Citing PatentFiling datePublication dateApplicantTitle
US4367303 *Jun 25, 1981Jan 4, 1983Bayer AktiengesellschaftSolutions for stabilizing thermoplastic polycarbonates
US5407982 *Nov 19, 1993Apr 18, 1995Shell Oil CompanyProcess for producing stabilized polyketone polymers and polymers produced therefrom
US7488766 *Oct 6, 2005Feb 10, 2009Sabic Innovative Plastics Ip B.V.Polymer composition, method, and article
US7495047 *Oct 6, 2005Feb 24, 2009At&T Intellectual Property, I, L.P.Poly(arylene ether) composition, method, and article
USRE32046 *Dec 31, 1984Dec 10, 1985Bayer AktiengesellschaftSolutions for stabilizing thermoplastic polycarbonates
DE2448993A1 *Oct 15, 1974Apr 30, 1975Gen ElectricFlammhemmende zusammensetzung
DE3025139A1 *Jul 3, 1980Jan 8, 1981Idemitsu Kosan CoFlammwidrige bzw. feuerhemmende harzzubereitung
Classifications
U.S. Classification524/112, 524/154, 524/285, 252/609
International ClassificationC08K5/00

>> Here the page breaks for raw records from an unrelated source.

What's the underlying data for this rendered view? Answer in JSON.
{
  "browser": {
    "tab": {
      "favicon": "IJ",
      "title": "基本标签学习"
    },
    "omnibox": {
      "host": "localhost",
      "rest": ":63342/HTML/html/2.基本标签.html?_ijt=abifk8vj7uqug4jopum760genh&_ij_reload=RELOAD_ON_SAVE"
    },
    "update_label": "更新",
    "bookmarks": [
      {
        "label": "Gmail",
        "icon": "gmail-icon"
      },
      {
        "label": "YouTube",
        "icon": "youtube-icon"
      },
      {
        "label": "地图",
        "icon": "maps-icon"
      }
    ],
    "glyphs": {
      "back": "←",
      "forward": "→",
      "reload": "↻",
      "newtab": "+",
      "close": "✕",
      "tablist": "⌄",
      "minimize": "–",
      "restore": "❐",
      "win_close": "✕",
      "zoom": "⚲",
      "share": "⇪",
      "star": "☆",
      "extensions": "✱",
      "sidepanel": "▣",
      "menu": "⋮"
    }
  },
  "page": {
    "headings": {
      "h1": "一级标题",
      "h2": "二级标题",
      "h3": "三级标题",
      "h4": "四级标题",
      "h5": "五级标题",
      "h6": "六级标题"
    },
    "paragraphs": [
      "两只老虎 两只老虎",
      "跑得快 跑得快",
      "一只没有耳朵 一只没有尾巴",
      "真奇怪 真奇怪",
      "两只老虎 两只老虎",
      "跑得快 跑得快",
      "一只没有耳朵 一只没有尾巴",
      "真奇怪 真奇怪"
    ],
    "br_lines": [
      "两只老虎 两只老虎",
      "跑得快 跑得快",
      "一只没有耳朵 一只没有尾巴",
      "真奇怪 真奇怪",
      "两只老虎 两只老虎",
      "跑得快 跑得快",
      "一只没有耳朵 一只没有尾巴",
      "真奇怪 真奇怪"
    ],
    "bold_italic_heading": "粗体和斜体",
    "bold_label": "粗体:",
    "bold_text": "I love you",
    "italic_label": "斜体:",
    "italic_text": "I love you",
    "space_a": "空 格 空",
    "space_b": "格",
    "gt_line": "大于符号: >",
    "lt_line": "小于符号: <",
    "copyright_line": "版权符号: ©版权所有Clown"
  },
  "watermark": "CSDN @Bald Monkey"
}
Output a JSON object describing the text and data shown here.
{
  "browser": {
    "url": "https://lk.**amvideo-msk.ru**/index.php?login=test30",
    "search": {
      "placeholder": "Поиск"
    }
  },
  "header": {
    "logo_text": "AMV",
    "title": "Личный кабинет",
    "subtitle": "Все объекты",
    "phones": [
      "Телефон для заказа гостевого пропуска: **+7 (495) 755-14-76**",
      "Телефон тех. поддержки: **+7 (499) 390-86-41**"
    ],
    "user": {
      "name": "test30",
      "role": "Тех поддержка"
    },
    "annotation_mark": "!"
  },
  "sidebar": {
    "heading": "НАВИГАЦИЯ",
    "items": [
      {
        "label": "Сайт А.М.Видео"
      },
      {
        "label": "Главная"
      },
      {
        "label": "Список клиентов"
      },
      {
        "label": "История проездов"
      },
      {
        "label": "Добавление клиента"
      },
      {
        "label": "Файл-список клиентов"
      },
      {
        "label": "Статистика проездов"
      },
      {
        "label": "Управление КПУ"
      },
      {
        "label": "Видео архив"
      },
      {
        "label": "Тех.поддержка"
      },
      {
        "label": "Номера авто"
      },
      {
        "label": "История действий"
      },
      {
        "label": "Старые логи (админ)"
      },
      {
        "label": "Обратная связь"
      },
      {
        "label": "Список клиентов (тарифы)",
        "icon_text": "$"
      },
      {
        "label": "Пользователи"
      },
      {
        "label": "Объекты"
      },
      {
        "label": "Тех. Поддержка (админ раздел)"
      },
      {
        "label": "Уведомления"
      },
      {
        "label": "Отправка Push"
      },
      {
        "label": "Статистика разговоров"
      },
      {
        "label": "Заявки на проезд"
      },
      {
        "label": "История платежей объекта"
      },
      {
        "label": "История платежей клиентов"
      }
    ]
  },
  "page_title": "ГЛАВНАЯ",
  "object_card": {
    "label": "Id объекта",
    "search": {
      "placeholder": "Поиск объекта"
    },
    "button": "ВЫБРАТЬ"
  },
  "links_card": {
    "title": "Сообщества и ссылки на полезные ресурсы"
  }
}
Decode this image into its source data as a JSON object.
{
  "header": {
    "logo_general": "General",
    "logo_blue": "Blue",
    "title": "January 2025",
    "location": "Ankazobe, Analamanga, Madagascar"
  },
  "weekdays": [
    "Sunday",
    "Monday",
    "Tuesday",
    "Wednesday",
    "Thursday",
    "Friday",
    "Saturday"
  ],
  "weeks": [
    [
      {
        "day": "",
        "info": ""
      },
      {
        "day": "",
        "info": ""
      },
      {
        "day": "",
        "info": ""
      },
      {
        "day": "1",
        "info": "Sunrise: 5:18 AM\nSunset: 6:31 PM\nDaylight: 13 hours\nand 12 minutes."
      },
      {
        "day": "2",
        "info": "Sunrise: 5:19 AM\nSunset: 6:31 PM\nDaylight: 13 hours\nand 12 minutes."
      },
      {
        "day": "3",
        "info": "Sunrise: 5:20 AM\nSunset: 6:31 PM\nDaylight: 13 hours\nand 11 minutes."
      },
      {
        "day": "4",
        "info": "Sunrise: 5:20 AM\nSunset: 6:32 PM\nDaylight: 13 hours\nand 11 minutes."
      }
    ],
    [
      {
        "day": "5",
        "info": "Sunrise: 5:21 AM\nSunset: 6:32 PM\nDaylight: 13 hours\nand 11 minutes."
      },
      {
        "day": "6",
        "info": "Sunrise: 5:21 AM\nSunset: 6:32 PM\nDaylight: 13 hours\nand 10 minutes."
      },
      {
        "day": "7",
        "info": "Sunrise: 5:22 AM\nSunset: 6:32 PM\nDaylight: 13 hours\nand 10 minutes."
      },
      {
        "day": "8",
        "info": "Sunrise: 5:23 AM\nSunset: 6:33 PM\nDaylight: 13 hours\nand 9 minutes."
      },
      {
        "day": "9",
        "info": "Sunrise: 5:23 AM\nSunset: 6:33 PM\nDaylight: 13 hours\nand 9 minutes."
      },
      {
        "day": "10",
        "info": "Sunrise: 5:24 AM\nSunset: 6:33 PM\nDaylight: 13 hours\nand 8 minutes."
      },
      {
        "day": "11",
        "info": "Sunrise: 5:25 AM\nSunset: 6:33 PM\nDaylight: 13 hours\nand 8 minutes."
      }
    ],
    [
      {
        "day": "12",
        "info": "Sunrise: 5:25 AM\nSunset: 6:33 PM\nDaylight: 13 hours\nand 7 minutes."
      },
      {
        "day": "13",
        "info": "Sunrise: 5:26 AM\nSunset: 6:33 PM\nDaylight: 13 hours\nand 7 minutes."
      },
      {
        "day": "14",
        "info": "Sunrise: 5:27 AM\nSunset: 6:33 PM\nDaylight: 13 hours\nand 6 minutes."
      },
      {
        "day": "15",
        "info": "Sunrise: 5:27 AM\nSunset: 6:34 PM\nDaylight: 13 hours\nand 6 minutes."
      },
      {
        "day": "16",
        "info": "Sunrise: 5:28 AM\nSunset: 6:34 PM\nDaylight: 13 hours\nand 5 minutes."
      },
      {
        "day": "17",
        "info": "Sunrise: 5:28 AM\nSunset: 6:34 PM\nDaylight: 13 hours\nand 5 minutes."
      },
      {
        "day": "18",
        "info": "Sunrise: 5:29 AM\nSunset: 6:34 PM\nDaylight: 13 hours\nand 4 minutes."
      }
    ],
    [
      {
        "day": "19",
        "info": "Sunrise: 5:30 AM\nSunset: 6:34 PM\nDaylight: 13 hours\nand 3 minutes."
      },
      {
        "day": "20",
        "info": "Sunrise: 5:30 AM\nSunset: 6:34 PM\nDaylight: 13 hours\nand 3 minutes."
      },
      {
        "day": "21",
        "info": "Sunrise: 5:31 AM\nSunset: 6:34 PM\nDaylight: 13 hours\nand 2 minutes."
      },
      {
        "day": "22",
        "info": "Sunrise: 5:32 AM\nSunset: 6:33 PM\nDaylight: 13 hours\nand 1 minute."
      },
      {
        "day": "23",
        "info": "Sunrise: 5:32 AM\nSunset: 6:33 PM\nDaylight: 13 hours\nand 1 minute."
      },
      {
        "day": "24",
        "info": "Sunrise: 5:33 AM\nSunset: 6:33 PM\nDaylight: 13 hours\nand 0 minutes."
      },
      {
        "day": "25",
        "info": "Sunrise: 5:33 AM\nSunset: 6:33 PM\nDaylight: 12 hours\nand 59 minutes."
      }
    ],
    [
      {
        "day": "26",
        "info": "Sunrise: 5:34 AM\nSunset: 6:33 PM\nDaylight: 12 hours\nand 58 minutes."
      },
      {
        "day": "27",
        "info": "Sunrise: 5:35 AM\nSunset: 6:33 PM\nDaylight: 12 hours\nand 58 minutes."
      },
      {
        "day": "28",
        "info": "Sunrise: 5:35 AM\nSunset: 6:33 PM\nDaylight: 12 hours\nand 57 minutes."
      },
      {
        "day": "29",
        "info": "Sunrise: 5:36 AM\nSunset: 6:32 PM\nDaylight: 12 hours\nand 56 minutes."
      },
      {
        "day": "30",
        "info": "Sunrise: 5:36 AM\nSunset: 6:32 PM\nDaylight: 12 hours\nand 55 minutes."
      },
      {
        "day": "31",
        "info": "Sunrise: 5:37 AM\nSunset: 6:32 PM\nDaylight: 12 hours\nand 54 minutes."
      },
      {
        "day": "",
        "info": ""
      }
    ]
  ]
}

Cooperative ClassificationC08K5/0066
European ClassificationC08K5/00P8